“There is also a place for the name and address of the nearest relative, which could be a wife, a child, or a sibling,” Amy observes. “I’ve picked up married names of daughters and sisters in these records.”
“If an ancestor died in a national soldiers’ home,” Amy continues, “the record gives the date and cause of death, along with burial information. I recently came across a man who died in the Johnson City, Tennessee home; there’s a note that his body was ‘shipped to Indianapolis, Ind.,” Amy says. “That confirmed the burial site of this man while explaining why a death record was never found in Indiana.”
Visit FamilySearch’s Civil War records page to begin your search for Civil War ancestors. Puzzling out details of their lives can add a rich layer to your family legacy!
Locate a Soldier’s Final Resting Place
Family historians know that burial sites can be a rich source of information about ancestors, and markers for Civil War veterans are no exception.
“FamilySearch has two databases that can help,” Michael notes. He recommends the United States Records of Headstones of Deceased Union Veterans, 1879-1903 and United States Headstone Applications for U.S. Military Veterans, 1925-1949. “Both contain applications for military tombstones for deceased Civil War era veterans. The available index cards can confirm where a veteran is buried, even if the stone is no longer standing.”

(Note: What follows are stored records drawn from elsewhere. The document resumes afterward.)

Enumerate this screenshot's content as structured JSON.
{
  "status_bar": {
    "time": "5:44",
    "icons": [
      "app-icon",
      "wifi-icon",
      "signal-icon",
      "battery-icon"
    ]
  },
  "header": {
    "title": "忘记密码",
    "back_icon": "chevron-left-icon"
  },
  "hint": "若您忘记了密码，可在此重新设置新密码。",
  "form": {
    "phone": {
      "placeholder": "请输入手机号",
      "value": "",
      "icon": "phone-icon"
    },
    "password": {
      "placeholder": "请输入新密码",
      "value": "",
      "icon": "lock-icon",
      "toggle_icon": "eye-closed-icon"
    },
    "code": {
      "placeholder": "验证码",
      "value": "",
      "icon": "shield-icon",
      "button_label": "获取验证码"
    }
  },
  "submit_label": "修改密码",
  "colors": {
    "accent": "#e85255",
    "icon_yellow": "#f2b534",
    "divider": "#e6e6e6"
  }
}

“The 1925-1949 applications also indicate to whom a headstone was to be shipped,” John says. “It’s worth noting that not every serviceman received a military tombstone, although many did.”
John points to another resource that can provide information about the deceased soldier. “The 1890 Union Veterans and Widows of the Civil War census schedule,” he says, “can help supplement the unavailable 1890 census and provide specific enlistment information about the soldier of interest. Widows’ entries will include the name and service information for a deceased husband.”
Go to FamilySearch’s Civil War records page to begin your search for gravestones and records of ancestors. You may discover Civil War family connections you never knew existed!
Search for Your Civil War Ancestors!
Now it’s your turn to explore the lives of Civil War ancestors. Commemorate the sesquicentennial of the Civil War’s end while adding to your family heritage. Get started with the above tips for using FamilySearch’s Civil War records!